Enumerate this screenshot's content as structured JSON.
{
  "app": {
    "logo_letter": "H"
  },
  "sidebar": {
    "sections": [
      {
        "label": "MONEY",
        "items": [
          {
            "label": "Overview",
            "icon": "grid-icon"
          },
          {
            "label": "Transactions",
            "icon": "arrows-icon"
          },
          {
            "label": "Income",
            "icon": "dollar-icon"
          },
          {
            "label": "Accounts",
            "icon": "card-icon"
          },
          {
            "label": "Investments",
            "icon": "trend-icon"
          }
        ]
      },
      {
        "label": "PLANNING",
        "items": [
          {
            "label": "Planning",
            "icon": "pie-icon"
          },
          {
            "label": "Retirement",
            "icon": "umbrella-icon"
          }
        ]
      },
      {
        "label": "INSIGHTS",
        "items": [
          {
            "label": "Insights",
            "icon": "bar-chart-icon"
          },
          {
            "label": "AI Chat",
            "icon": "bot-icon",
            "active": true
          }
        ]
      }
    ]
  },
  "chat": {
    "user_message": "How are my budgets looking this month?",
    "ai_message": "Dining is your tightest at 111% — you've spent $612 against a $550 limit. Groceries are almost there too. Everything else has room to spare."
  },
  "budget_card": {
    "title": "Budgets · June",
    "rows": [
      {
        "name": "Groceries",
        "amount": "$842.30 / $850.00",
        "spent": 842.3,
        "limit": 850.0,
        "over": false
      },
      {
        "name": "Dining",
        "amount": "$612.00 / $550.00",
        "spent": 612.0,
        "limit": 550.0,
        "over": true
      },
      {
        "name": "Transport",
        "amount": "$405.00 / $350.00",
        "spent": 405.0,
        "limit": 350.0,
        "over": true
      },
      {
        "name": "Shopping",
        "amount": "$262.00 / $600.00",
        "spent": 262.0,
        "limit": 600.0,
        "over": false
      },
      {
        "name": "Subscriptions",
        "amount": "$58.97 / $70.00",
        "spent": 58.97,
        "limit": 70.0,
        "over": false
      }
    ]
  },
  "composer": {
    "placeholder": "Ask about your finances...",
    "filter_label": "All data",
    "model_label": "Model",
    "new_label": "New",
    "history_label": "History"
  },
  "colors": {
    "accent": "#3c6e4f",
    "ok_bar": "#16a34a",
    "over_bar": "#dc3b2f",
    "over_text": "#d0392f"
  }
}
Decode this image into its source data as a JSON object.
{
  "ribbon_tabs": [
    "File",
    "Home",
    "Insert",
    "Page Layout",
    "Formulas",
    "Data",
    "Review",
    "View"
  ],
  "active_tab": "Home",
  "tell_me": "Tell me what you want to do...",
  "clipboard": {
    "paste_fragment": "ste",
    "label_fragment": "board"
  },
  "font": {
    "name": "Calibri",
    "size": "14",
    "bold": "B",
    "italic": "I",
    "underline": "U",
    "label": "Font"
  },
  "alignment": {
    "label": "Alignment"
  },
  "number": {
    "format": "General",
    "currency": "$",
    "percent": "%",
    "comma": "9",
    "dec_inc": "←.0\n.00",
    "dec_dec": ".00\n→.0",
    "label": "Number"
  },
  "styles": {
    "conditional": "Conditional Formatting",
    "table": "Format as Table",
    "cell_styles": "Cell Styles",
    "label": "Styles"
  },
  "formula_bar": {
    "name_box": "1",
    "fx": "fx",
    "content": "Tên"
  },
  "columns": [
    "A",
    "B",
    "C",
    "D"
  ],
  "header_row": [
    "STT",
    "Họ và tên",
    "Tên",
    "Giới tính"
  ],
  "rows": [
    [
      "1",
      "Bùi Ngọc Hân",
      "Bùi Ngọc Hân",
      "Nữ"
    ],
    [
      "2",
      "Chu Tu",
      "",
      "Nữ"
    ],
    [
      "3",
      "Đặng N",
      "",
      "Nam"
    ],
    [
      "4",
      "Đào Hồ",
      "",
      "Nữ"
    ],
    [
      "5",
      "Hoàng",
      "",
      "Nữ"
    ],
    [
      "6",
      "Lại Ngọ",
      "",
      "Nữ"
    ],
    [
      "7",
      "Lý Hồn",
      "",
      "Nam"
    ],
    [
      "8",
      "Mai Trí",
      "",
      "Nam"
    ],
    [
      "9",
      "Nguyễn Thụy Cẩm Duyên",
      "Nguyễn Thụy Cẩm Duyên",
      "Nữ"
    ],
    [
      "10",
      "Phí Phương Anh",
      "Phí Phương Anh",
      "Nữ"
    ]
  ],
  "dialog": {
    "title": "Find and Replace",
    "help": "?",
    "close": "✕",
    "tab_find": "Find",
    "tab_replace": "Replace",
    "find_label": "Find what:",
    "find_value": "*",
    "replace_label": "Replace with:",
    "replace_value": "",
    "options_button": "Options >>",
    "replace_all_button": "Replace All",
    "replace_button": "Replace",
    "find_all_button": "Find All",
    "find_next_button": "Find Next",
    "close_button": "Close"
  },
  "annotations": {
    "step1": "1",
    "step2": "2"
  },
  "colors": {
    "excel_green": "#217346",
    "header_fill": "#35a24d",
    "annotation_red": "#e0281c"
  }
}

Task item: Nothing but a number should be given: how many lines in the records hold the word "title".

Response: 2